### WORK INSTRUCTION
Reproduce all of the material, keeping each line intact.

### RECORDS SHOWN
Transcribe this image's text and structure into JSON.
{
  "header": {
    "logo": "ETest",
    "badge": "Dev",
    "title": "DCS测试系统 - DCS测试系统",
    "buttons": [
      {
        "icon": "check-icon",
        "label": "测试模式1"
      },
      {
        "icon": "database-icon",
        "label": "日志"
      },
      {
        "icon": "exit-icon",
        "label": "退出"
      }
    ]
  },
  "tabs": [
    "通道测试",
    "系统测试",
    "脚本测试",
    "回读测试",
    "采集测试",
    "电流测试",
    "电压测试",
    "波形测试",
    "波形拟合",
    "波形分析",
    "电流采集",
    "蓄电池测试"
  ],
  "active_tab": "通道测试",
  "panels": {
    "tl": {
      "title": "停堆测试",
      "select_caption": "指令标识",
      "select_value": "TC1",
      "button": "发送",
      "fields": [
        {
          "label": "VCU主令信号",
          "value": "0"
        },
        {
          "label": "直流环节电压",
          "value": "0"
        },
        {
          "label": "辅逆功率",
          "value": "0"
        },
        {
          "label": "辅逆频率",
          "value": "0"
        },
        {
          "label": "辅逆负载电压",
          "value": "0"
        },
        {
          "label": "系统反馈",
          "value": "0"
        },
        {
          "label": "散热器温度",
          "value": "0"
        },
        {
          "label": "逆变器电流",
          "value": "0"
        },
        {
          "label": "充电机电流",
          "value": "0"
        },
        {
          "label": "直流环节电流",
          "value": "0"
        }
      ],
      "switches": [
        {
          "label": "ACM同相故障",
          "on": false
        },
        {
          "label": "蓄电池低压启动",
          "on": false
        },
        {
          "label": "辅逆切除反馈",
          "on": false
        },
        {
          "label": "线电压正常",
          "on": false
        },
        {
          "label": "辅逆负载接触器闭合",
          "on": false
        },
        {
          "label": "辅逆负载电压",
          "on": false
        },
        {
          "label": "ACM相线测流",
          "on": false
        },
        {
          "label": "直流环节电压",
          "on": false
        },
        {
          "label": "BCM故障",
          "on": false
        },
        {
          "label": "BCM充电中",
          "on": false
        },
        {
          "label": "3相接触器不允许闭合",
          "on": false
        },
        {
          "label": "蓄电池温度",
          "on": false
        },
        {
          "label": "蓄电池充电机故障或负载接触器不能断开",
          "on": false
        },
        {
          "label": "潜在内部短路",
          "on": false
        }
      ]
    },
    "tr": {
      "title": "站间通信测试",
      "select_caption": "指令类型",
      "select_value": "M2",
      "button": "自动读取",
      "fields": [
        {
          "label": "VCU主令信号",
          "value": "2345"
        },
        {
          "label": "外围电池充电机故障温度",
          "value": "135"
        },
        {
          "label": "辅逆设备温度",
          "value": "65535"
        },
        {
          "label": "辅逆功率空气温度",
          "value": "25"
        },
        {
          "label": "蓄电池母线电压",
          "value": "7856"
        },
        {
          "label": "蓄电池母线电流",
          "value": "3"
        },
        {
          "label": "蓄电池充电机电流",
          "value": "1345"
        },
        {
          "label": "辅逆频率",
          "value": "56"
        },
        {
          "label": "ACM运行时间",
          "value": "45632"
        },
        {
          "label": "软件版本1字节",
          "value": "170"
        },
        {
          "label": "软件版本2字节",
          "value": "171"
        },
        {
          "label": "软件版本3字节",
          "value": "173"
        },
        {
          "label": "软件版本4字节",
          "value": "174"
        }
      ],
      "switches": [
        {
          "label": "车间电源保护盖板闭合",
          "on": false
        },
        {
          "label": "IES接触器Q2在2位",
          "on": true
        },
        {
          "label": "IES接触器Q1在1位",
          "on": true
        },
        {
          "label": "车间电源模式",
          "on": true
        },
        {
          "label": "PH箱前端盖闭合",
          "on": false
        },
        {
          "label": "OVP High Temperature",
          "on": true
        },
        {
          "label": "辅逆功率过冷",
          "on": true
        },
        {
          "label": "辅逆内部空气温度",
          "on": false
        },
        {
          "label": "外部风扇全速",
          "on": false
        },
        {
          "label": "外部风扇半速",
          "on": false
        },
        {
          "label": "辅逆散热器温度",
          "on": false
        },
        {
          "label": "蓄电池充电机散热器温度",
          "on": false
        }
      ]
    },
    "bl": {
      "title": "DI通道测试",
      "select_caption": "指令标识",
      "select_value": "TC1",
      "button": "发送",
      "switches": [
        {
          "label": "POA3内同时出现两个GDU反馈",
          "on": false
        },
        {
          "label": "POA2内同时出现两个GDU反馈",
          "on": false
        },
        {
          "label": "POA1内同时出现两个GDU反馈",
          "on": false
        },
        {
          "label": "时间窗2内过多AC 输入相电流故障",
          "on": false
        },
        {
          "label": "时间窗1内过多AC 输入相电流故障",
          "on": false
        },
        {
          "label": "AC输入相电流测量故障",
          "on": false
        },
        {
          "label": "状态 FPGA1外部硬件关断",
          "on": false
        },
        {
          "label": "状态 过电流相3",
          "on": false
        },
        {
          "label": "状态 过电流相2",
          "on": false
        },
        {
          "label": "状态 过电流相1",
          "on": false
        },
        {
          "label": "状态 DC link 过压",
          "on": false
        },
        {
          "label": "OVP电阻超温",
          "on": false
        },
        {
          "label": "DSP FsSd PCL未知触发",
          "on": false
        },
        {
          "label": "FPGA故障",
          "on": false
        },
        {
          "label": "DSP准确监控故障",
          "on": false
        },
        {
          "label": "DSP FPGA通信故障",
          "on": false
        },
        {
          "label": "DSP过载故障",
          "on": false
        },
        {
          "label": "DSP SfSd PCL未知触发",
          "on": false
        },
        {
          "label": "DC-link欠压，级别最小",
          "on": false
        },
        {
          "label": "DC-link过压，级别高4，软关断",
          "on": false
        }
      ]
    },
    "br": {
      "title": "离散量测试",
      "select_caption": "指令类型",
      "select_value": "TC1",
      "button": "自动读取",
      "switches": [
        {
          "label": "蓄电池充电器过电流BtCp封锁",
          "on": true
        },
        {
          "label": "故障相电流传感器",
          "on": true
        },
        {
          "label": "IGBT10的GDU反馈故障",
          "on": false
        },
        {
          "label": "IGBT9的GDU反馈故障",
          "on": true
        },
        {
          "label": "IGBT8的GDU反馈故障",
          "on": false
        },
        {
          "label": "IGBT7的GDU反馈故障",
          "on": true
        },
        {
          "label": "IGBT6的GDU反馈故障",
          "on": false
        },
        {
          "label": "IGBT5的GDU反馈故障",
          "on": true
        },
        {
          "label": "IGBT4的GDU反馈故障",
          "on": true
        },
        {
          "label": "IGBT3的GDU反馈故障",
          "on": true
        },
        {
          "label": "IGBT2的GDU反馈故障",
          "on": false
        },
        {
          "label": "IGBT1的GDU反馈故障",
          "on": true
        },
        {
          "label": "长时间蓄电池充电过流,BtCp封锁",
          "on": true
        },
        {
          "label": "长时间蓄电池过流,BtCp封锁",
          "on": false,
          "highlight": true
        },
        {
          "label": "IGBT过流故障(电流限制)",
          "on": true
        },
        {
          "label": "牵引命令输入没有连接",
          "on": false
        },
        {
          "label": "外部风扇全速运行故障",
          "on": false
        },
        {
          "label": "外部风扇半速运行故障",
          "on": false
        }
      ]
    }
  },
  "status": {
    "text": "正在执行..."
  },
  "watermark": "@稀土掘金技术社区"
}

### ANSWER SPACE
Transcribe this image's text and structure into JSON.
{
  "header": {
    "logo": "ETest",
    "badge": "Dev",
    "title": "DCS测试系统 - DCS测试系统",
    "buttons": [
      {
        "icon": "check-icon",
        "label": "测试模式1"
      },
      {
        "icon": "database-icon",
        "label": "日志"
      },
      {
        "icon": "exit-icon",
        "label": "退出"
      }
    ]
  },
  "tabs": [
    "通道测试",
    "系统测试",
    "脚本测试",
    "回读测试",
    "采集测试",
    "电流测试",
    "电压测试",
    "波形测试",
    "波形拟合",
    "波形分析",
    "电流采集",
    "蓄电池测试"
  ],
  "active_tab": "通道测试",
  "panels": {
    "tl": {
      "title": "停堆测试",
      "select_caption": "指令标识",
      "select_value": "TC1",
      "button": "发送",
      "fields": [
        {
          "label": "VCU主令信号",
          "value": "0"
        },
        {
          "label": "直流环节电压",
          "value": "0"
        },
        {
          "label": "辅逆功率",
          "value": "0"
        },
        {
          "label": "辅逆频率",
          "value": "0"
        },
        {
          "label": "辅逆负载电压",
          "value": "0"
        },
        {
          "label": "系统反馈",
          "value": "0"
        },
        {
          "label": "散热器温度",
          "value": "0"
        },
        {
          "label": "逆变器电流",
          "value": "0"
        },
        {
          "label": "充电机电流",
          "value": "0"
        },
        {
          "label": "直流环节电流",
          "value": "0"
        }
      ],
      "switches": [
        {
          "label": "ACM同相故障",
          "on": false
        },
        {
          "label": "蓄电池低压启动",
          "on": false
        },
        {
          "label": "辅逆切除反馈",
          "on": false
        },
        {
          "label": "线电压正常",
          "on": false
        },
        {
          "label": "辅逆负载接触器闭合",
          "on": false
        },
        {
          "label": "辅逆负载电压",
          "on": false
        },
        {
          "label": "ACM相线测流",
          "on": false
        },
        {
          "label": "直流环节电压",
          "on": false
        },
        {
          "label": "BCM故障",
          "on": false
        },
        {
          "label": "BCM充电中",
          "on": false
        },
        {
          "label": "3相接触器不允许闭合",
          "on": false
        },
        {
          "label": "蓄电池温度",
          "on": false
        },
        {
          "label": "蓄电池充电机故障或负载接触器不能断开",
          "on": false
        },
        {
          "label": "潜在内部短路",
          "on": false
        }
      ]
    },
    "tr": {
      "title": "站间通信测试",
      "select_caption": "指令类型",
      "select_value": "M2",
      "button": "自动读取",
      "fields": [
        {
          "label": "VCU主令信号",
          "value": "2345"
        },
        {
          "label": "外围电池充电机故障温度",
          "value": "135"
        },
        {
          "label": "辅逆设备温度",
          "value": "65535"
        },
        {
          "label": "辅逆功率空气温度",
          "value": "25"
        },
        {
          "label": "蓄电池母线电压",
          "value": "7856"
        },
        {
          "label": "蓄电池母线电流",
          "value": "3"
        },
        {
          "label": "蓄电池充电机电流",
          "value": "1345"
        },
        {
          "label": "辅逆频率",
          "value": "56"
        },
        {
          "label": "ACM运行时间",
          "value": "45632"
        },
        {
          "label": "软件版本1字节",
          "value": "170"
        },
        {
          "label": "软件版本2字节",
          "value": "171"
        },
        {
          "label": "软件版本3字节",
          "value": "173"
        },
        {
          "label": "软件版本4字节",
          "value": "174"
        }
      ],
      "switches": [
        {
          "label": "车间电源保护盖板闭合",
          "on": false
        },
        {
          "label": "IES接触器Q2在2位",
          "on": true
        },
        {
          "label": "IES接触器Q1在1位",
          "on": true
        },
        {
          "label": "车间电源模式",
          "on": true
        },
        {
          "label": "PH箱前端盖闭合",
          "on": false
        },
        {
          "label": "OVP High Temperature",
          "on": true
        },
        {
          "label": "辅逆功率过冷",
          "on": true
        },
        {
          "label": "辅逆内部空气温度",
          "on": false
        },
        {
          "label": "外部风扇全速",
          "on": false
        },
        {
          "label": "外部风扇半速",
          "on": false
        },
        {
          "label": "辅逆散热器温度",
          "on": false
        },
        {
          "label": "蓄电池充电机散热器温度",
          "on": false
        }
      ]
    },
    "bl": {
      "title": "DI通道测试",
      "select_caption": "指令标识",
      "select_value": "TC1",
      "button": "发送",
      "switches": [
        {
          "label": "POA3内同时出现两个GDU反馈",
          "on": false
        },
        {
          "label": "POA2内同时出现两个GDU反馈",
          "on": false
        },
        {
          "label": "POA1内同时出现两个GDU反馈",
          "on": false
        },
        {
          "label": "时间窗2内过多AC 输入相电流故障",
          "on": false
        },
        {
          "label": "时间窗1内过多AC 输入相电流故障",
          "on": false
        },
        {
          "label": "AC输入相电流测量故障",
          "on": false
        },
        {
          "label": "状态 FPGA1外部硬件关断",
          "on": false
        },
        {
          "label": "状态 过电流相3",
          "on": false
        },
        {
          "label": "状态 过电流相2",
          "on": false
        },
        {
          "label": "状态 过电流相1",
          "on": false
        },
        {
          "label": "状态 DC link 过压",
          "on": false
        },
        {
          "label": "OVP电阻超温",
          "on": false
        },
        {
          "label": "DSP FsSd PCL未知触发",
          "on": false
        },
        {
          "label": "FPGA故障",
          "on": false
        },
        {
          "label": "DSP准确监控故障",
          "on": false
        },
        {
          "label": "DSP FPGA通信故障",
          "on": false
        },
        {
          "label": "DSP过载故障",
          "on": false
        },
        {
          "label": "DSP SfSd PCL未知触发",
          "on": false
        },
        {
          "label": "DC-link欠压，级别最小",
          "on": false
        },
        {
          "label": "DC-link过压，级别高4，软关断",
          "on": false
        }
      ]
    },
    "br": {
      "title": "离散量测试",
      "select_caption": "指令类型",
      "select_value": "TC1",
      "button": "自动读取",
      "switches": [
        {
          "label": "蓄电池充电器过电流BtCp封锁",
          "on": true
        },
        {
          "label": "故障相电流传感器",
          "on": true
        },
        {
          "label": "IGBT10的GDU反馈故障",
          "on": false
        },
        {
          "label": "IGBT9的GDU反馈故障",
          "on": true
        },
        {
          "label": "IGBT8的GDU反馈故障",
          "on": false
        },
        {
          "label": "IGBT7的GDU反馈故障",
          "on": true
        },
        {
          "label": "IGBT6的GDU反馈故障",
          "on": false
        },
        {
          "label": "IGBT5的GDU反馈故障",
          "on": true
        },
        {
          "label": "IGBT4的GDU反馈故障",
          "on": true
        },
        {
          "label": "IGBT3的GDU反馈故障",
          "on": true
        },
        {
          "label": "IGBT2的GDU反馈故障",
          "on": false
        },
        {
          "label": "IGBT1的GDU反馈故障",
          "on": true
        },
        {
          "label": "长时间蓄电池充电过流,BtCp封锁",
          "on": true
        },
        {
          "label": "长时间蓄电池过流,BtCp封锁",
          "on": false,
          "highlight": true
        },
        {
          "label": "IGBT过流故障(电流限制)",
          "on": true
        },
        {
          "label": "牵引命令输入没有连接",
          "on": false
        },
        {
          "label": "外部风扇全速运行故障",
          "on": false
        },
        {
          "label": "外部风扇半速运行故障",
          "on": false
        }
      ]
    }
  },
  "status": {
    "text": "正在执行..."
  },
  "watermark": "@稀土掘金技术社区"
}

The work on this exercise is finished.